§ **THE PROBLEM**: In the listing below, how many lines hold "para"? Give the number only.

§ **EXERCISE MATERIAL**:
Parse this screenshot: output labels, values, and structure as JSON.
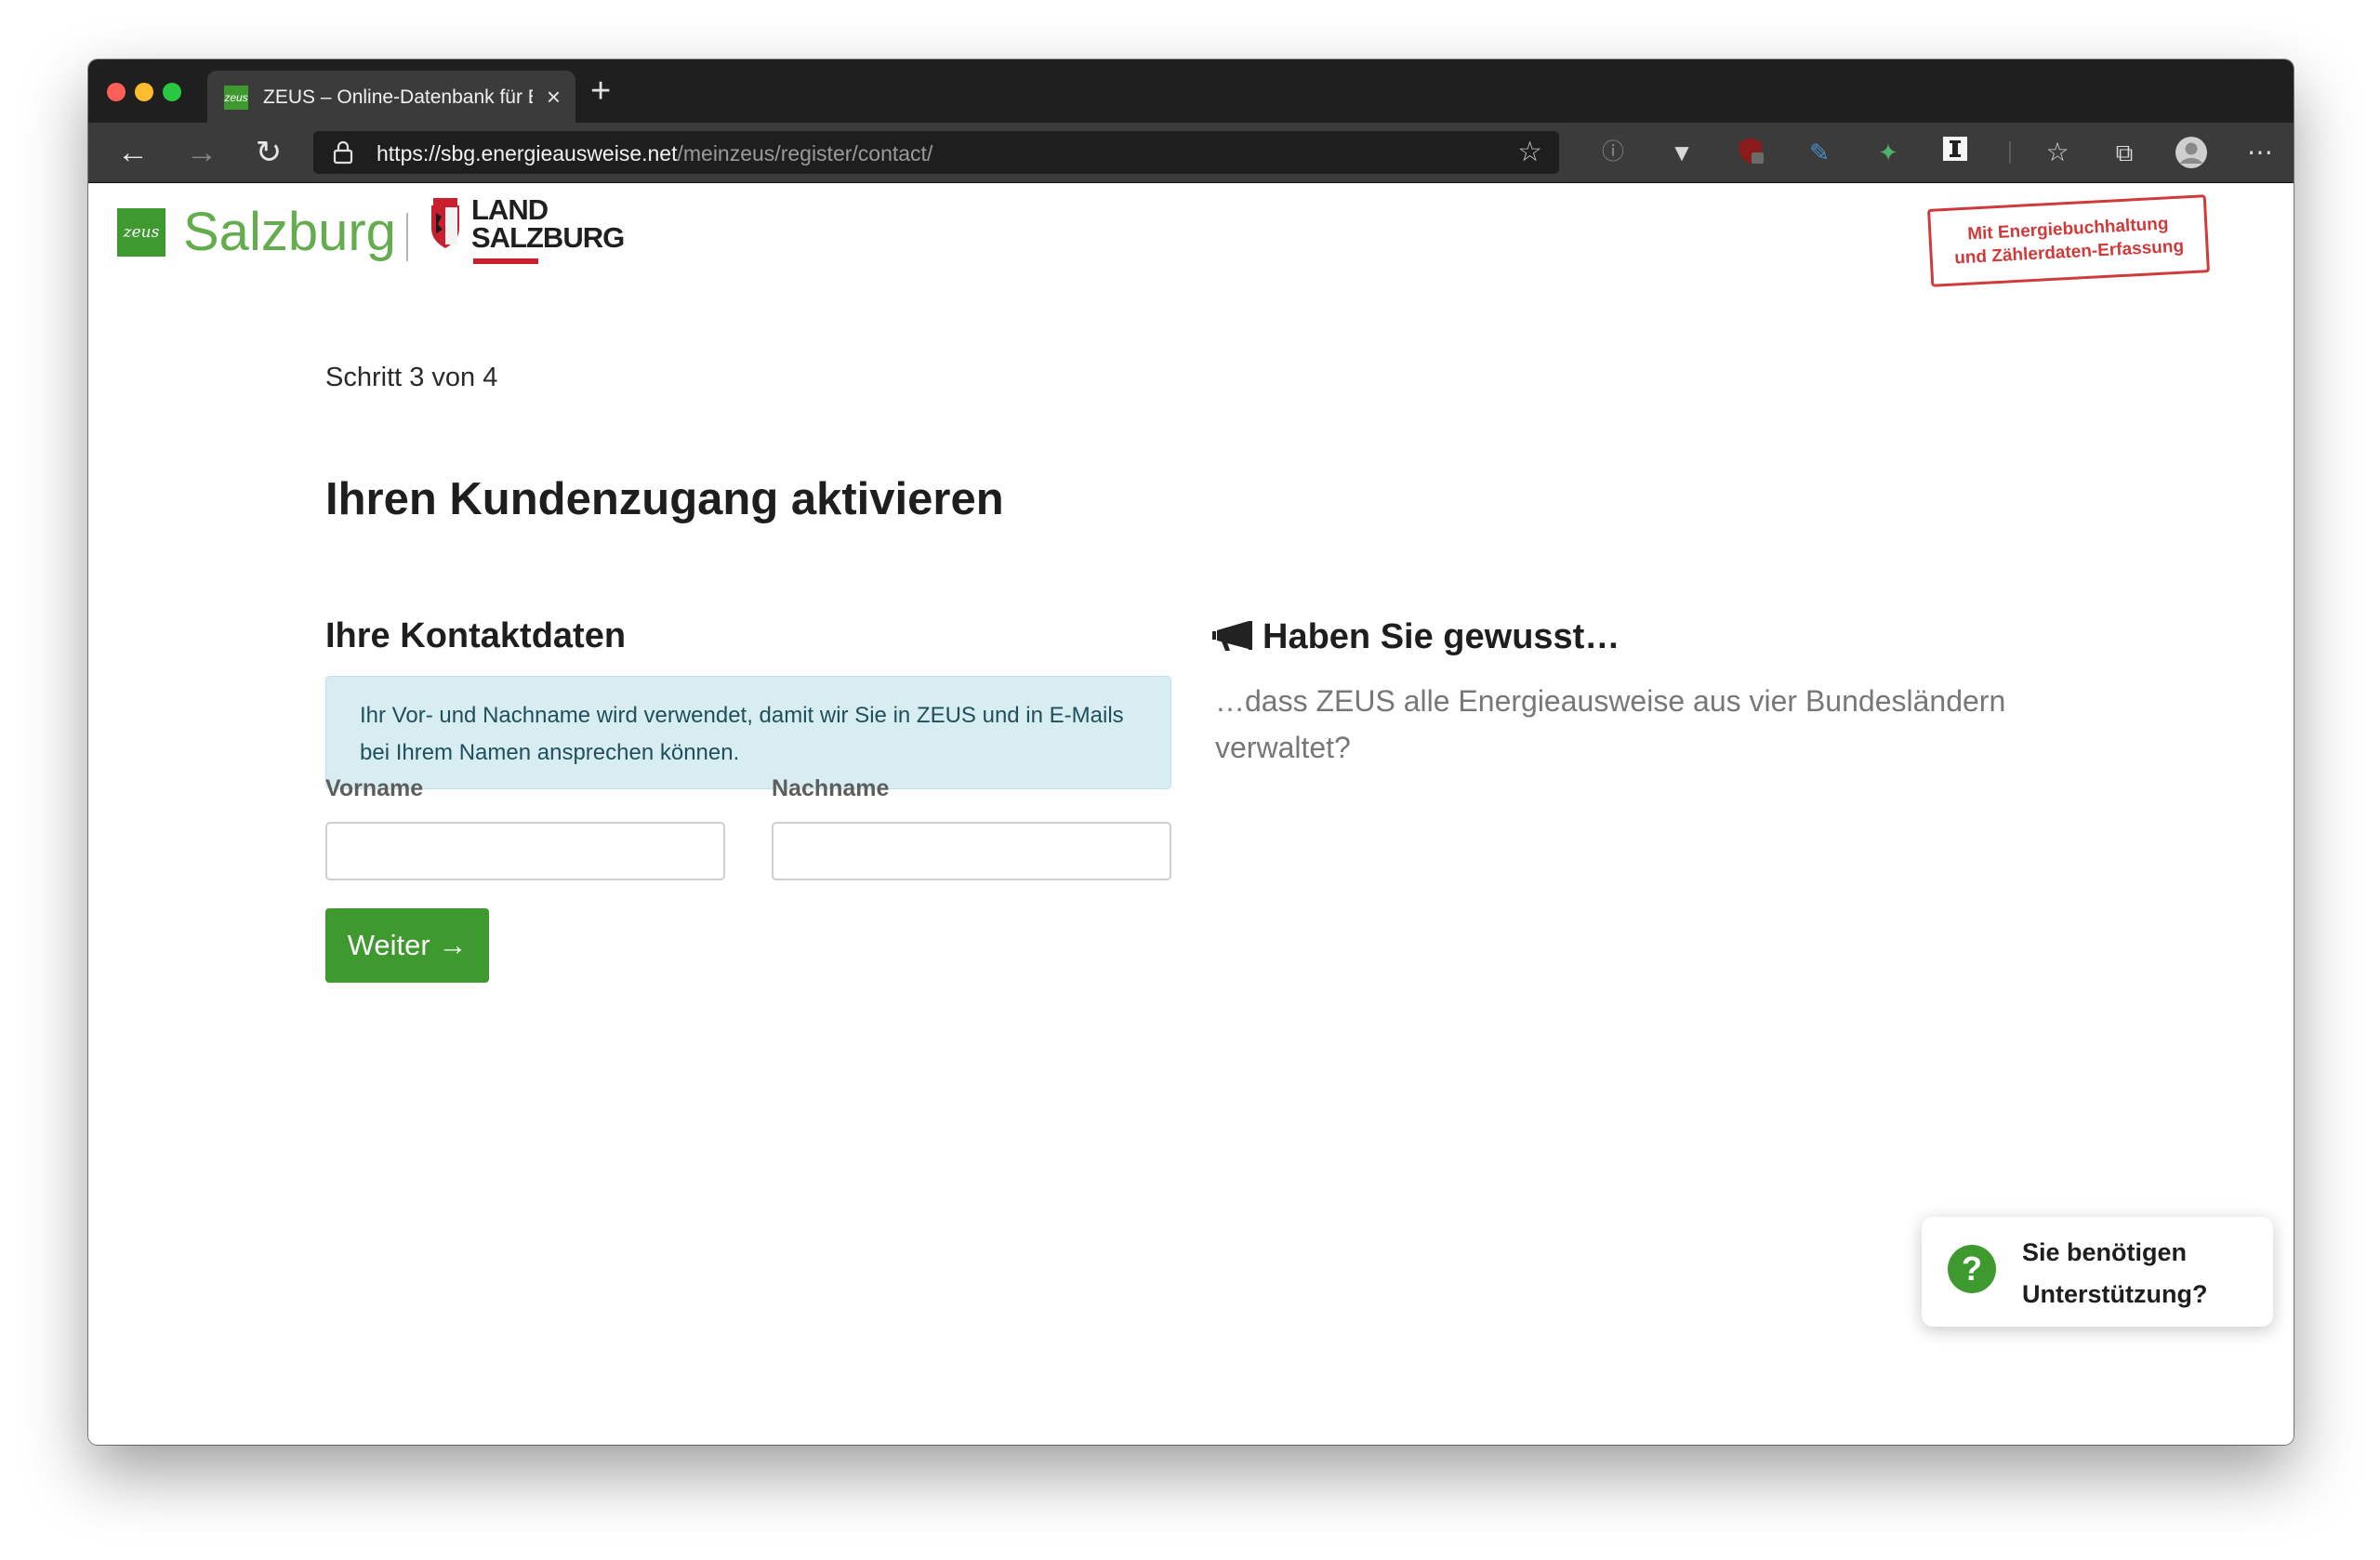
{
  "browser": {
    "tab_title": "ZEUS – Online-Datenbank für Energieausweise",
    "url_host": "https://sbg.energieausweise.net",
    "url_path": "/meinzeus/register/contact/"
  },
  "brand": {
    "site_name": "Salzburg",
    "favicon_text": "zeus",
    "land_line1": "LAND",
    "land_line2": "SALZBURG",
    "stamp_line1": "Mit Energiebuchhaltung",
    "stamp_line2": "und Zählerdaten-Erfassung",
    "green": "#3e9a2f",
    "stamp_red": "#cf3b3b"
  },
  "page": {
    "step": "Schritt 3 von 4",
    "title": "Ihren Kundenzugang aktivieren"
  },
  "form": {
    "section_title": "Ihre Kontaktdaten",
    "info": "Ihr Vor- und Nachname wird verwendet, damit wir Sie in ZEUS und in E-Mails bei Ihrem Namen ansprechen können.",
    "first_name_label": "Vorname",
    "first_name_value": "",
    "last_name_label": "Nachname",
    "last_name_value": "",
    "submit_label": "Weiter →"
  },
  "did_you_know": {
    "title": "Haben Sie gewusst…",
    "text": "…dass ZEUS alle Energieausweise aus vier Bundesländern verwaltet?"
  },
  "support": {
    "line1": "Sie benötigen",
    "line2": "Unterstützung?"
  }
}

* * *

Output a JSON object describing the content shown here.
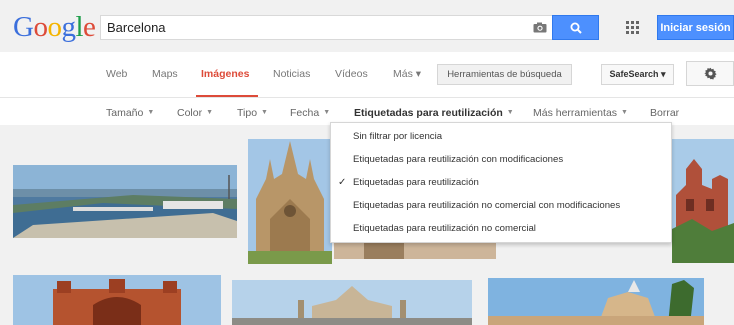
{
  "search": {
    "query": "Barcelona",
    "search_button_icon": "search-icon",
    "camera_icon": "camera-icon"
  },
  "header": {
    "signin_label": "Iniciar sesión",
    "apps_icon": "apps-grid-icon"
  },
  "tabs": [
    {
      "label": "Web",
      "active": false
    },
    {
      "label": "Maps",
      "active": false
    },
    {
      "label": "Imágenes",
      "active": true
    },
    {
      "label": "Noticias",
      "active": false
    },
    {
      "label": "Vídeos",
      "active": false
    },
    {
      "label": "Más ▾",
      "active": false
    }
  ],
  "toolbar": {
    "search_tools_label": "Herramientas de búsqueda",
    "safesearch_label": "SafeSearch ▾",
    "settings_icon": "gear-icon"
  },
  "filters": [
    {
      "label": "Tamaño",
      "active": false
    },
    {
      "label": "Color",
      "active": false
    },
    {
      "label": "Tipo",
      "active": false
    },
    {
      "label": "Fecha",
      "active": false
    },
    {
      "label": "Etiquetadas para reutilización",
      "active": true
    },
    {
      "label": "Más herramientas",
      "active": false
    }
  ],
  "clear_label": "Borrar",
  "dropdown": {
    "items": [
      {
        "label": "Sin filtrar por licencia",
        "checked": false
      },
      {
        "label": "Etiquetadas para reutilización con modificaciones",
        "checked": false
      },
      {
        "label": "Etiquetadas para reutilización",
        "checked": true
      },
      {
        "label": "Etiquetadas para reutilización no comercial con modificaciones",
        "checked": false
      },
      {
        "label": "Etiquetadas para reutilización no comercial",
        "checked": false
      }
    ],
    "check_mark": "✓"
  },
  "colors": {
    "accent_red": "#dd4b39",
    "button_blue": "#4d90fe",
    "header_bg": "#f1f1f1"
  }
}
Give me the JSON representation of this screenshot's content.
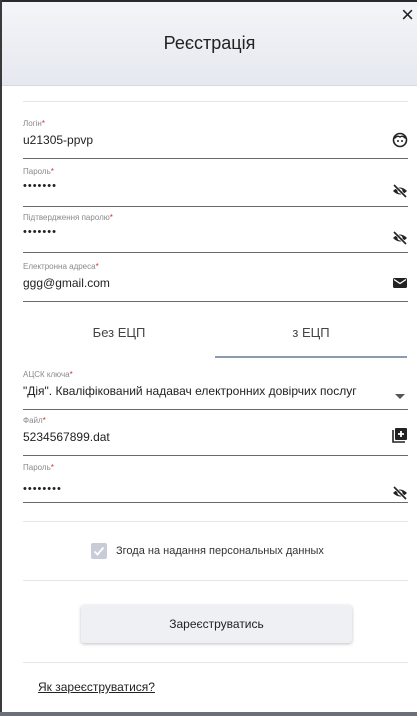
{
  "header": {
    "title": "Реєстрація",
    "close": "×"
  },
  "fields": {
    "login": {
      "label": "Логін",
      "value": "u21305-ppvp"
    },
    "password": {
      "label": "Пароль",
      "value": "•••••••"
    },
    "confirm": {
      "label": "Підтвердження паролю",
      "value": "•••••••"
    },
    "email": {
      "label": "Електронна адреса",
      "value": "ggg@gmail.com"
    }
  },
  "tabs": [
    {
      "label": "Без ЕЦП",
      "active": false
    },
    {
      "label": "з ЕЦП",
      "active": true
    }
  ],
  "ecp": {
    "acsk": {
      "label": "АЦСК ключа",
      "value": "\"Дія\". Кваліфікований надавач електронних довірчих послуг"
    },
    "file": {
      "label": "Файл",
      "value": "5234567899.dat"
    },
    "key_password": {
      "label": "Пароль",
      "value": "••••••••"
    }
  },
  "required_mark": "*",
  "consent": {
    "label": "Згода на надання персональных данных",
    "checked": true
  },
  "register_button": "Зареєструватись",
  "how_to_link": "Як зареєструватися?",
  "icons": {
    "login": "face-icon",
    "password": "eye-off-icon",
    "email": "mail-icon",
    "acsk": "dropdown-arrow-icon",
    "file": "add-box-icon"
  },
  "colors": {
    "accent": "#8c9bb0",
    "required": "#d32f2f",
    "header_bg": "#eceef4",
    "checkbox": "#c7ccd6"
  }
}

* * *

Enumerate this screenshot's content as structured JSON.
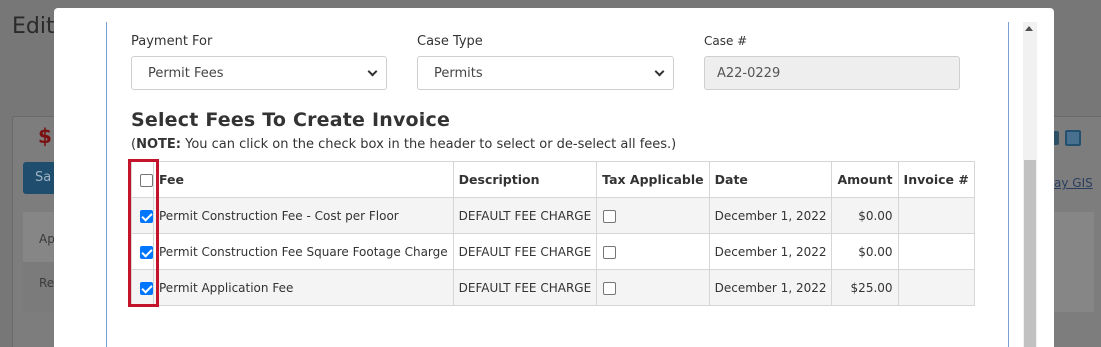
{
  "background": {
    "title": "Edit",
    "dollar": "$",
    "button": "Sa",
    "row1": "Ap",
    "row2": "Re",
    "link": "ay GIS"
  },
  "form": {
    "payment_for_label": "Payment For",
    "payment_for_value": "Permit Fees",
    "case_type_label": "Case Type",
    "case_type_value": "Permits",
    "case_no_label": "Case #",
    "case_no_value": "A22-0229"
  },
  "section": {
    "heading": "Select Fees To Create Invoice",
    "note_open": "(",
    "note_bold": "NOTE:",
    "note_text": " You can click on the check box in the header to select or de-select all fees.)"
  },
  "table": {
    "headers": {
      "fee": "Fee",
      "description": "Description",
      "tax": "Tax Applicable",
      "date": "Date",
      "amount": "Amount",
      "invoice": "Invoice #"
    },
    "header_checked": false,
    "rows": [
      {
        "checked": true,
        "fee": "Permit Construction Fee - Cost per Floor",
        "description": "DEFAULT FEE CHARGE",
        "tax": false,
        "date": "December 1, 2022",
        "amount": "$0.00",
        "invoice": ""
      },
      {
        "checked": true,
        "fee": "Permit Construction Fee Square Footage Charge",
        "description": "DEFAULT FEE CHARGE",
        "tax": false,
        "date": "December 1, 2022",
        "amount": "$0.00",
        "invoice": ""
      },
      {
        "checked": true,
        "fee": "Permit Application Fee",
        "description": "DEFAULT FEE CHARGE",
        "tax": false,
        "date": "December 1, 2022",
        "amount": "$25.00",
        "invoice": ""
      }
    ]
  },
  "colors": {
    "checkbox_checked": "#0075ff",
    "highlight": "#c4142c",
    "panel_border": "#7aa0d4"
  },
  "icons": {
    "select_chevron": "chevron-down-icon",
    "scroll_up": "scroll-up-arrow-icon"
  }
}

§ **PROBLEM SOLUTION**: 5